- What is the MVP? Minimum Viable Product is a lean startup term that helps us to consider what the minimum feature set required to get feedback from customers is. Having an MVP for your habit might be doing 3 minutes of mindfulness instead of 20, limiting coffee intake to the morning instead of quitting completely, committing to calling 5 customers instead of 10. Whilst your real goal and regular activity level might be more lofty, you will gain from the quick win and instant gratification of doing something. This can be a powerful motivator to exceed your goal and do more. If not, at least you started and an MVP is always about iteration. Just Ship It!
- Count to 5 – this is Mel Robbins 5 second rule It has worked very well for me about getting out of bed in the cold winter mornings. I even changed my alarm clock to 5:55 (Go, Go, Go! in Japanese) to reinforce the message.
Be kind to yourself
It’s easy to beat yourself up when you let a habit slip and I know that I did. But shame is not a helpful energy or emotion to drive growth. Instead, analyze the why and think about how you can most easily put one of the habits back into place today.
Even if it not a “full” display of your habits, even if it is not a perfect version, your first action is to ship it. To climb back on the horse. Get started!
But maybe I don’t want to anymore
Everything happens for a reason right? A slipped habit might be a good time to check whether this habit is still necessary. They might not even be useful or important to you anymore.
So when you find yourself feeling at sea and that your rituals and habits are no longer anchoring you it is good to ask yourself the following coaching questions.
- What makes this ritual or habit important to me? What goal is it supporting?
- Is that still important to me?
- What would happen if I stop? How does that feel?
- If you feel lighter, released, then it might be time to say goodbye or to reframe this habit!
- Still want to continue? What can I do to reintroduce this habit? What will make it easy to do? What is the MVP I can start with today?
- When will I check in with myself to track my progress on reintroducing this habit?
Want to learn more about how you and your team can create Habits? I deliver a 90 minute to 4 hour workshop on Gretchen Rubin’s The Four Tendencies Framework. Fascinating with great takeaways for individual and people managers about motivation, communication and how to get stuff done!
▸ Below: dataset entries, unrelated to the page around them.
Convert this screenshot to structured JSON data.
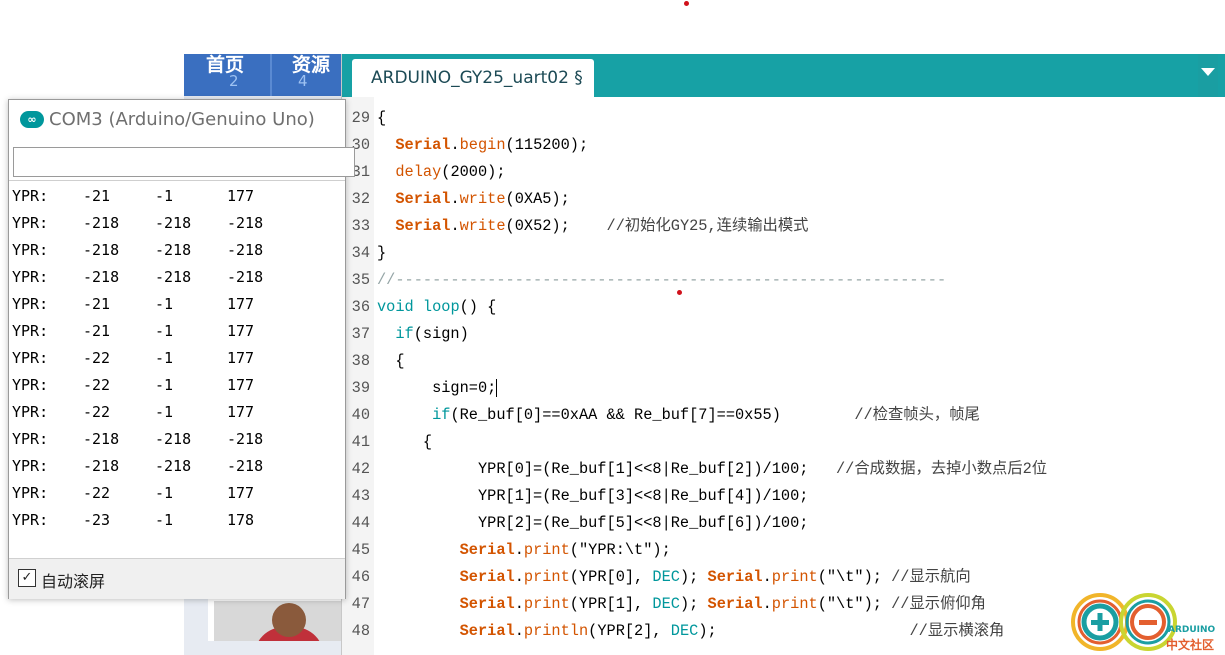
{
  "web": {
    "nav_items": [
      {
        "label": "首页",
        "count": "2"
      },
      {
        "label": "资源",
        "count": "4"
      }
    ]
  },
  "serial": {
    "logo_glyph": "∞",
    "title": "COM3 (Arduino/Genuino Uno)",
    "input_value": "",
    "rows": [
      [
        "YPR:",
        "-21",
        "-1",
        "177"
      ],
      [
        "YPR:",
        "-218",
        "-218",
        "-218"
      ],
      [
        "YPR:",
        "-218",
        "-218",
        "-218"
      ],
      [
        "YPR:",
        "-218",
        "-218",
        "-218"
      ],
      [
        "YPR:",
        "-21",
        "-1",
        "177"
      ],
      [
        "YPR:",
        "-21",
        "-1",
        "177"
      ],
      [
        "YPR:",
        "-22",
        "-1",
        "177"
      ],
      [
        "YPR:",
        "-22",
        "-1",
        "177"
      ],
      [
        "YPR:",
        "-22",
        "-1",
        "177"
      ],
      [
        "YPR:",
        "-218",
        "-218",
        "-218"
      ],
      [
        "YPR:",
        "-218",
        "-218",
        "-218"
      ],
      [
        "YPR:",
        "-22",
        "-1",
        "177"
      ],
      [
        "YPR:",
        "-23",
        "-1",
        "178"
      ]
    ],
    "autoscroll_checked": true,
    "autoscroll_mark": "✓",
    "autoscroll_label": "自动滚屏"
  },
  "ide": {
    "tab_label": "ARDUINO_GY25_uart02 §",
    "code_lines": [
      {
        "n": "29",
        "parts": [
          {
            "t": "{",
            "c": ""
          }
        ]
      },
      {
        "n": "30",
        "parts": [
          {
            "t": "  ",
            "c": ""
          },
          {
            "t": "Serial",
            "c": "kw"
          },
          {
            "t": ".",
            "c": ""
          },
          {
            "t": "begin",
            "c": "fn"
          },
          {
            "t": "(115200);",
            "c": ""
          }
        ]
      },
      {
        "n": "31",
        "parts": [
          {
            "t": "  ",
            "c": ""
          },
          {
            "t": "delay",
            "c": "fn"
          },
          {
            "t": "(2000);",
            "c": ""
          }
        ]
      },
      {
        "n": "32",
        "parts": [
          {
            "t": "  ",
            "c": ""
          },
          {
            "t": "Serial",
            "c": "kw"
          },
          {
            "t": ".",
            "c": ""
          },
          {
            "t": "write",
            "c": "fn"
          },
          {
            "t": "(0XA5);",
            "c": ""
          }
        ]
      },
      {
        "n": "33",
        "parts": [
          {
            "t": "  ",
            "c": ""
          },
          {
            "t": "Serial",
            "c": "kw"
          },
          {
            "t": ".",
            "c": ""
          },
          {
            "t": "write",
            "c": "fn"
          },
          {
            "t": "(0X52);    ",
            "c": ""
          },
          {
            "t": "//初始化GY25,连续输出模式",
            "c": "cmt"
          }
        ]
      },
      {
        "n": "34",
        "parts": [
          {
            "t": "}",
            "c": ""
          }
        ]
      },
      {
        "n": "35",
        "parts": [
          {
            "t": "//------------------------------------------------------------",
            "c": "cm"
          }
        ]
      },
      {
        "n": "36",
        "parts": [
          {
            "t": "void",
            "c": "cy"
          },
          {
            "t": " ",
            "c": ""
          },
          {
            "t": "loop",
            "c": "cy"
          },
          {
            "t": "() {",
            "c": ""
          }
        ]
      },
      {
        "n": "37",
        "parts": [
          {
            "t": "  ",
            "c": ""
          },
          {
            "t": "if",
            "c": "cy"
          },
          {
            "t": "(sign)",
            "c": ""
          }
        ]
      },
      {
        "n": "38",
        "parts": [
          {
            "t": "  {",
            "c": ""
          }
        ]
      },
      {
        "n": "39",
        "parts": [
          {
            "t": "      sign=0;",
            "c": ""
          }
        ],
        "cursor": true
      },
      {
        "n": "40",
        "parts": [
          {
            "t": "      ",
            "c": ""
          },
          {
            "t": "if",
            "c": "cy"
          },
          {
            "t": "(Re_buf[0]==0xAA && Re_buf[7]==0x55)        ",
            "c": ""
          },
          {
            "t": "//检查帧头，帧尾",
            "c": "cmt"
          }
        ]
      },
      {
        "n": "41",
        "parts": [
          {
            "t": "     {",
            "c": ""
          }
        ]
      },
      {
        "n": "42",
        "parts": [
          {
            "t": "           YPR[0]=(Re_buf[1]<<8|Re_buf[2])/100;   ",
            "c": ""
          },
          {
            "t": "//合成数据，去掉小数点后2位",
            "c": "cmt"
          }
        ]
      },
      {
        "n": "43",
        "parts": [
          {
            "t": "           YPR[1]=(Re_buf[3]<<8|Re_buf[4])/100;",
            "c": ""
          }
        ]
      },
      {
        "n": "44",
        "parts": [
          {
            "t": "           YPR[2]=(Re_buf[5]<<8|Re_buf[6])/100;",
            "c": ""
          }
        ]
      },
      {
        "n": "45",
        "parts": [
          {
            "t": "         ",
            "c": ""
          },
          {
            "t": "Serial",
            "c": "kw"
          },
          {
            "t": ".",
            "c": ""
          },
          {
            "t": "print",
            "c": "fn"
          },
          {
            "t": "(\"YPR:\\t\");",
            "c": ""
          }
        ]
      },
      {
        "n": "46",
        "parts": [
          {
            "t": "         ",
            "c": ""
          },
          {
            "t": "Serial",
            "c": "kw"
          },
          {
            "t": ".",
            "c": ""
          },
          {
            "t": "print",
            "c": "fn"
          },
          {
            "t": "(YPR[0], ",
            "c": ""
          },
          {
            "t": "DEC",
            "c": "cy"
          },
          {
            "t": "); ",
            "c": ""
          },
          {
            "t": "Serial",
            "c": "kw"
          },
          {
            "t": ".",
            "c": ""
          },
          {
            "t": "print",
            "c": "fn"
          },
          {
            "t": "(\"\\t\"); ",
            "c": ""
          },
          {
            "t": "//显示航向",
            "c": "cmt"
          }
        ]
      },
      {
        "n": "47",
        "parts": [
          {
            "t": "         ",
            "c": ""
          },
          {
            "t": "Serial",
            "c": "kw"
          },
          {
            "t": ".",
            "c": ""
          },
          {
            "t": "print",
            "c": "fn"
          },
          {
            "t": "(YPR[1], ",
            "c": ""
          },
          {
            "t": "DEC",
            "c": "cy"
          },
          {
            "t": "); ",
            "c": ""
          },
          {
            "t": "Serial",
            "c": "kw"
          },
          {
            "t": ".",
            "c": ""
          },
          {
            "t": "print",
            "c": "fn"
          },
          {
            "t": "(\"\\t\"); ",
            "c": ""
          },
          {
            "t": "//显示俯仰角",
            "c": "cmt"
          }
        ]
      },
      {
        "n": "48",
        "parts": [
          {
            "t": "         ",
            "c": ""
          },
          {
            "t": "Serial",
            "c": "kw"
          },
          {
            "t": ".",
            "c": ""
          },
          {
            "t": "println",
            "c": "fn"
          },
          {
            "t": "(YPR[2], ",
            "c": ""
          },
          {
            "t": "DEC",
            "c": "cy"
          },
          {
            "t": ");                     ",
            "c": ""
          },
          {
            "t": "//显示横滚角",
            "c": "cmt"
          }
        ]
      }
    ]
  },
  "watermark": {
    "line1": "ARDUINO",
    "line2": "中文社区"
  },
  "colors": {
    "ide_teal": "#17a1a5",
    "keyword_orange": "#d35400",
    "type_teal": "#00979c"
  }
}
What do you think?
How do you get yourself back on track? As always, would love to see your comments and ideas below!